> [DIRECTIONS]: The records below need retyping in full; give them again exactly.

Collection entries:

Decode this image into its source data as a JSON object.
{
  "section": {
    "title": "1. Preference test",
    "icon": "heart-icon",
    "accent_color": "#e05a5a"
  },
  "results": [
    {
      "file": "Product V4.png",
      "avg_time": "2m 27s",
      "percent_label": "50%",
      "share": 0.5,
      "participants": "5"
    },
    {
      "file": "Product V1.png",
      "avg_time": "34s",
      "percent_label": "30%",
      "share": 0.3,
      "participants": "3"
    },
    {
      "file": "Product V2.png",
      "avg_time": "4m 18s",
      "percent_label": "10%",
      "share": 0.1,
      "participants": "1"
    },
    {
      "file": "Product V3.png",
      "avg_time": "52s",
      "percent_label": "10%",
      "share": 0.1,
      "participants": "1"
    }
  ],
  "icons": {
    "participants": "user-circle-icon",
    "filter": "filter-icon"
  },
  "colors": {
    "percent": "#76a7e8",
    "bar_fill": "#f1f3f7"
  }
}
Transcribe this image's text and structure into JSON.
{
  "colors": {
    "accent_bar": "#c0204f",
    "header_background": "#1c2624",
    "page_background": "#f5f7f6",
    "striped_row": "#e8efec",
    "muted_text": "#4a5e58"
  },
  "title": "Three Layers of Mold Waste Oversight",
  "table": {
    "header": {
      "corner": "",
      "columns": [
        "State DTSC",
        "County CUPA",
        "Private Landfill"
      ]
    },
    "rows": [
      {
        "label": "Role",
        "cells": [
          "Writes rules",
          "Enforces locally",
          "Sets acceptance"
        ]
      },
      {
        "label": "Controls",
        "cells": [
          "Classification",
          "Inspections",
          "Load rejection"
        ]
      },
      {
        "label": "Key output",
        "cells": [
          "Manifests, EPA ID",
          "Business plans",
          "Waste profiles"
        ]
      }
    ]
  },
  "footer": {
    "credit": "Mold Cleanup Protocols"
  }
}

> [RESULT BELOW]:
Decode this image into its source data as a JSON object.
{
  "section": {
    "title": "1. Preference test",
    "icon": "heart-icon",
    "accent_color": "#e05a5a"
  },
  "results": [
    {
      "file": "Product V4.png",
      "avg_time": "2m 27s",
      "percent_label": "50%",
      "share": 0.5,
      "participants": "5"
    },
    {
      "file": "Product V1.png",
      "avg_time": "34s",
      "percent_label": "30%",
      "share": 0.3,
      "participants": "3"
    },
    {
      "file": "Product V2.png",
      "avg_time": "4m 18s",
      "percent_label": "10%",
      "share": 0.1,
      "participants": "1"
    },
    {
      "file": "Product V3.png",
      "avg_time": "52s",
      "percent_label": "10%",
      "share": 0.1,
      "participants": "1"
    }
  ],
  "icons": {
    "participants": "user-circle-icon",
    "filter": "filter-icon"
  },
  "colors": {
    "percent": "#76a7e8",
    "bar_fill": "#f1f3f7"
  }
}
Transcribe this image's text and structure into JSON.
{
  "colors": {
    "accent_bar": "#c0204f",
    "header_background": "#1c2624",
    "page_background": "#f5f7f6",
    "striped_row": "#e8efec",
    "muted_text": "#4a5e58"
  },
  "title": "Three Layers of Mold Waste Oversight",
  "table": {
    "header": {
      "corner": "",
      "columns": [
        "State DTSC",
        "County CUPA",
        "Private Landfill"
      ]
    },
    "rows": [
      {
        "label": "Role",
        "cells": [
          "Writes rules",
          "Enforces locally",
          "Sets acceptance"
        ]
      },
      {
        "label": "Controls",
        "cells": [
          "Classification",
          "Inspections",
          "Load rejection"
        ]
      },
      {
        "label": "Key output",
        "cells": [
          "Manifests, EPA ID",
          "Business plans",
          "Waste profiles"
        ]
      }
    ]
  },
  "footer": {
    "credit": "Mold Cleanup Protocols"
  }
}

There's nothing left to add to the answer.